When the road to success is littered with losers and even your closest colleagues are desperate for you to fail, what would you do to make it to the top?
London, 1997; the British music industry is on a winning streak. Britpop bands Blur, Oasis, Radiohead rule the airwaves and Cool Britannia is in full swing. 27-year-old hit chasing A&R man Steven Stelfox is slashing and burning his way through the music business, a world where ‘no one knows anything’ and where careers are made and broken by chance and the fickle tastes of the general public – “Yeah, those animals”.
In an industry of dream-makers, Stelfox refuses to buy into the ‘dream’ – and despises anyone that does. Most people, he rants, don’t care about musicianship, or integrity. “Real people… buy four albums a year and they want to hear all the words.”

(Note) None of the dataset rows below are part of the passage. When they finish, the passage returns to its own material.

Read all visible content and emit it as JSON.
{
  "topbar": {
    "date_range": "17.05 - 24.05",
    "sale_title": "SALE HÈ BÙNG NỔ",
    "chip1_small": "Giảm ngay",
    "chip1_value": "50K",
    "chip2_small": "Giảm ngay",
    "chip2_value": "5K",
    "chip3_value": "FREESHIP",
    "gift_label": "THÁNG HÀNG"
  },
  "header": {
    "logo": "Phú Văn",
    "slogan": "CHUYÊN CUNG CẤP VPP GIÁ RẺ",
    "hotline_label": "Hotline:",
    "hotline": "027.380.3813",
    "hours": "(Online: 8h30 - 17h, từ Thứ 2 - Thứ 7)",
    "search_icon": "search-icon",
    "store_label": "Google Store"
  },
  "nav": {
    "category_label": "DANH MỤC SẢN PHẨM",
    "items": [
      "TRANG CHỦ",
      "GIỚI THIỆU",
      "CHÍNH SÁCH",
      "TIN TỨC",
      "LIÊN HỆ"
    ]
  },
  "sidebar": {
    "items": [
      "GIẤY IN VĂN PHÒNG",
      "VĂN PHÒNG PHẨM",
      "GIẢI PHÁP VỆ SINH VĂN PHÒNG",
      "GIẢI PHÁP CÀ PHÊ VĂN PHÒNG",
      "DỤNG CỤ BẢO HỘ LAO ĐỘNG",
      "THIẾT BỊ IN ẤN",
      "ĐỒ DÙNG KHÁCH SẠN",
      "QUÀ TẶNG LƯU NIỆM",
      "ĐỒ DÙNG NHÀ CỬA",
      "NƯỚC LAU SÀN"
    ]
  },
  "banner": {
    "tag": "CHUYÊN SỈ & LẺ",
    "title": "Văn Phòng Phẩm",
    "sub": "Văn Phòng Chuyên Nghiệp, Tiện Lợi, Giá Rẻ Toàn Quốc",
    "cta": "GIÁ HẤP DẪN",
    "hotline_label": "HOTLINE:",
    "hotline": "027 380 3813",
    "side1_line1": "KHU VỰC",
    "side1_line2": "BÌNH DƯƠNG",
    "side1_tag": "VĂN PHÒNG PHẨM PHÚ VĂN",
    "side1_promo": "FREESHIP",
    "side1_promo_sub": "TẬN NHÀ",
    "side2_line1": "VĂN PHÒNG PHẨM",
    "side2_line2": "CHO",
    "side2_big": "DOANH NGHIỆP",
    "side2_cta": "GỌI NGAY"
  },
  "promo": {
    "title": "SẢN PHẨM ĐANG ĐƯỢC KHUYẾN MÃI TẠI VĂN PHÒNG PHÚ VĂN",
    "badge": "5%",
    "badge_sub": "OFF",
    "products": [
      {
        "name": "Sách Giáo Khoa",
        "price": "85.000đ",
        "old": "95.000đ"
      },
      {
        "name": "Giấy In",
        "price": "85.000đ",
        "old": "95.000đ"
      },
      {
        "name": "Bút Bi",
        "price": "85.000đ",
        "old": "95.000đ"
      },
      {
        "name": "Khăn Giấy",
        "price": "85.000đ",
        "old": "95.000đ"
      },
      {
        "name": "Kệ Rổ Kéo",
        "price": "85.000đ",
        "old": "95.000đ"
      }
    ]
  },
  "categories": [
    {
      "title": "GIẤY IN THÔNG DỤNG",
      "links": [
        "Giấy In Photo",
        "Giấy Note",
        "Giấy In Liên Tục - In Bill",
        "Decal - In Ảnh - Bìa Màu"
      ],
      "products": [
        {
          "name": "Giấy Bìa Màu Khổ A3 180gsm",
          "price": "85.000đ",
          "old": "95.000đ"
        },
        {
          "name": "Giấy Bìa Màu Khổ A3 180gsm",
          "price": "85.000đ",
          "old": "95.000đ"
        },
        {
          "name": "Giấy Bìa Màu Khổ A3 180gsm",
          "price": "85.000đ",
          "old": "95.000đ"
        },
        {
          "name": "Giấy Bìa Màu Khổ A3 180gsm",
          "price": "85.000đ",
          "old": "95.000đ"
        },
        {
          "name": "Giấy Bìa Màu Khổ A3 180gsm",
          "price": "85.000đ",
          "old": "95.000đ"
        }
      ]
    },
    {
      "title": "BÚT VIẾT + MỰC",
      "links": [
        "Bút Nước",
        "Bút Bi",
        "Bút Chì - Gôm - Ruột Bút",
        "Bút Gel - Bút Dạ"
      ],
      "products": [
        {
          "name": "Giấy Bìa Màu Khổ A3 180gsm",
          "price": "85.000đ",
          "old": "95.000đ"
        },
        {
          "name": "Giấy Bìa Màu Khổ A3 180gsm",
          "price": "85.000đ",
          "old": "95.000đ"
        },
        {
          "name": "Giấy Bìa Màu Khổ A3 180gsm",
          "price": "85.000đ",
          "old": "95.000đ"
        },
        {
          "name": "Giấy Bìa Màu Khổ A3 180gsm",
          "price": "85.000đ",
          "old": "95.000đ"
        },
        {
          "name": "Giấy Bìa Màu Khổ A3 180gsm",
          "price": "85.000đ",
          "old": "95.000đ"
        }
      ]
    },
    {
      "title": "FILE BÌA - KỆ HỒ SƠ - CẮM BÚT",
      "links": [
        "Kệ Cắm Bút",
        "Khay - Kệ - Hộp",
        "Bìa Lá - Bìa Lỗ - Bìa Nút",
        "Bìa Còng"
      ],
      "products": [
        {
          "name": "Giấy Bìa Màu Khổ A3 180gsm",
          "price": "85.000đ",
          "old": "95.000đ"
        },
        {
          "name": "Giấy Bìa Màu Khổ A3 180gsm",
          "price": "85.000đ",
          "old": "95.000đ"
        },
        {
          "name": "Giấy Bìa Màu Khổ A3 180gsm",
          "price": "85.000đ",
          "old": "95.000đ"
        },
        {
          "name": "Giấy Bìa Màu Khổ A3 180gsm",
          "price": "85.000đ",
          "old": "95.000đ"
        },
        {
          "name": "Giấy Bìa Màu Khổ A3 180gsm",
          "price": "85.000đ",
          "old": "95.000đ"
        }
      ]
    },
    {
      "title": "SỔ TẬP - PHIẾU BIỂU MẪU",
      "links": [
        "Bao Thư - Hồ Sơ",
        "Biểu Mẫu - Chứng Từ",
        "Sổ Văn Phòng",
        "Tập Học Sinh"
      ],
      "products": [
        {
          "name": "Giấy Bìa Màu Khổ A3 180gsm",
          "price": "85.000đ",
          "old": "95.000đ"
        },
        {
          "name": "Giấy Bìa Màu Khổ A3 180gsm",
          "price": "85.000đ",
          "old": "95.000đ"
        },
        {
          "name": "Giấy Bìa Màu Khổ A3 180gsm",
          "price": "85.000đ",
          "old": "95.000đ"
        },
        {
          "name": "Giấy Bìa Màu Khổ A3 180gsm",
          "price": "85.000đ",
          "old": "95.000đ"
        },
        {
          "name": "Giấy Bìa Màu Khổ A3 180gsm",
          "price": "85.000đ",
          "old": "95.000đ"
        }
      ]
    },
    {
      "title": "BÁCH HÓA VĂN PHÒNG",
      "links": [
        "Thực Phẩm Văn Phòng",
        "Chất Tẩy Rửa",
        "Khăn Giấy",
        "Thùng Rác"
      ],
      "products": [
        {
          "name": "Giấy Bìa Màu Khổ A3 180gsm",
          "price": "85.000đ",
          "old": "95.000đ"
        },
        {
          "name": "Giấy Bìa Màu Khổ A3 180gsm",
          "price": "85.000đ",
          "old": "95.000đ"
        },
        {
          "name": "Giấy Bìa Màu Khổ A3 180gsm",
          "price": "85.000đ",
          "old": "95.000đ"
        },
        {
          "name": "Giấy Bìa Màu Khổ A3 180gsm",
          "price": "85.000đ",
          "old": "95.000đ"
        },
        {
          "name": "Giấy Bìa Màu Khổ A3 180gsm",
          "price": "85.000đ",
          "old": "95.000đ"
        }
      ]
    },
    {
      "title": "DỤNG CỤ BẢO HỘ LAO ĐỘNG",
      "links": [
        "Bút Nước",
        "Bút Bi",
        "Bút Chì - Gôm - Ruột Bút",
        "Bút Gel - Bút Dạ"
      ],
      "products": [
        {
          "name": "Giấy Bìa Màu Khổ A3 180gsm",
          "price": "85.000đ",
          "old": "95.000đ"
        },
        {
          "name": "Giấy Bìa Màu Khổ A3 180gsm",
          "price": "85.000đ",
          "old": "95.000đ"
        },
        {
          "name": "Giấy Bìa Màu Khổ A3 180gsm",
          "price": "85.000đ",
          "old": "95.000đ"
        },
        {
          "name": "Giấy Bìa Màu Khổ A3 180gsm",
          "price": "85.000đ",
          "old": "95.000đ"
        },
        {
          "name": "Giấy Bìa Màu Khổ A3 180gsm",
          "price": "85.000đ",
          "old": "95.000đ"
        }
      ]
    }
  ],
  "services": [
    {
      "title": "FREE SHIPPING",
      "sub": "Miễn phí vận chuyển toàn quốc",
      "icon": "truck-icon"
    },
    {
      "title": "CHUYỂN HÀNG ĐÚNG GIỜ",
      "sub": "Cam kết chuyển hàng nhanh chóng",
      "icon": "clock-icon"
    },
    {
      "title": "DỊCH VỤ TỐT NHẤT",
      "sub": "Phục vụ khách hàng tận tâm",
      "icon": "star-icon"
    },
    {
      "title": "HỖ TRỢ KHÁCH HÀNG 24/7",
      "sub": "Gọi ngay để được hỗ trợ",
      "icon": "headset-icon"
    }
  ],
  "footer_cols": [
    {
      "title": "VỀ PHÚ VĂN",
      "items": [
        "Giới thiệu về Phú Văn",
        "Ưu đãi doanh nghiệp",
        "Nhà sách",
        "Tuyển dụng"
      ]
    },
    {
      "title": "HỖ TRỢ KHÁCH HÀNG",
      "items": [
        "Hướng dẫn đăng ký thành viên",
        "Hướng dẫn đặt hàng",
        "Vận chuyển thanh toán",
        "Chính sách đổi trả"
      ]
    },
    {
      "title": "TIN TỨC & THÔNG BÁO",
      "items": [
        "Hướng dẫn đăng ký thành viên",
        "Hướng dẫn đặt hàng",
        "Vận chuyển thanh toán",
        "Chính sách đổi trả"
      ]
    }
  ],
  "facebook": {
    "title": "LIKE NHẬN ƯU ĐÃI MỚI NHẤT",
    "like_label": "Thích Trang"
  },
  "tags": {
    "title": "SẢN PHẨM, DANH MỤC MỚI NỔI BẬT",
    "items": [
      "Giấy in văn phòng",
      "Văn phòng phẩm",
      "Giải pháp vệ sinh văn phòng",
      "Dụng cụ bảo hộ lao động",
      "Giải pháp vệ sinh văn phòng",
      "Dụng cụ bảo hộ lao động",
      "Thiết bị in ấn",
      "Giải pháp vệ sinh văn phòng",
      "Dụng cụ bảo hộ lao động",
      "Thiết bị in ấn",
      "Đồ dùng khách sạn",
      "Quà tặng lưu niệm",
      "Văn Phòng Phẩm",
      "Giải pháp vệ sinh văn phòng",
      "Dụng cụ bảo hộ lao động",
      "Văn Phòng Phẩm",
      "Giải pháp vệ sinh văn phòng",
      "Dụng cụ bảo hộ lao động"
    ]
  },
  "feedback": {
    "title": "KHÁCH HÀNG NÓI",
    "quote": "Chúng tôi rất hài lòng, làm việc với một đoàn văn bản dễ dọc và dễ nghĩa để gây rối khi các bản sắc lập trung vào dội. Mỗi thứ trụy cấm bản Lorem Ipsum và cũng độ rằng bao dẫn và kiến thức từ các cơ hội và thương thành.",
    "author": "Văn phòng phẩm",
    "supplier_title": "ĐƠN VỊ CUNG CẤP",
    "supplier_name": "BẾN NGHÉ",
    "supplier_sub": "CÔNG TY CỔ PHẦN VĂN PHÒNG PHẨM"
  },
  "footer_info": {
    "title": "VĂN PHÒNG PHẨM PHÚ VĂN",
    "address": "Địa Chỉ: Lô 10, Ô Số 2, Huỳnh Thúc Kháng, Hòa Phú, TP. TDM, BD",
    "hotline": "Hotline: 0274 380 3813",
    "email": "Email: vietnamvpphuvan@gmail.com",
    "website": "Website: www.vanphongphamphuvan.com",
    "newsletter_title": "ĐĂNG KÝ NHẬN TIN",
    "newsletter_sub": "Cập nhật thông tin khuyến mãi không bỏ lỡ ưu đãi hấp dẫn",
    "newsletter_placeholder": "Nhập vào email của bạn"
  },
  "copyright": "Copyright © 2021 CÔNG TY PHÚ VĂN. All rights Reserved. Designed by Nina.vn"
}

Fuelled by greed, ambition and inhuman quantities of drugs, Stelfox searches for his next hit record amid a relentless orgy of self-gratification. Created by an industry that demands success at any price, as the hits dry up and the industry begins to change, Stelfox takes the concept of ‘killer tunes’ to a murderous new level in a desperate attempt to salvage his career.
Adapted from John Niven’s novel of the same name, Kill Your Friends is a dark, satirical and hysterically funny evisceration of the Nineties music business. A time and place populated by frauds, charlatans and bluffers; where ambition is a higher currency than talent, and where it seems anything can be achieved – as long as you want it badly enough.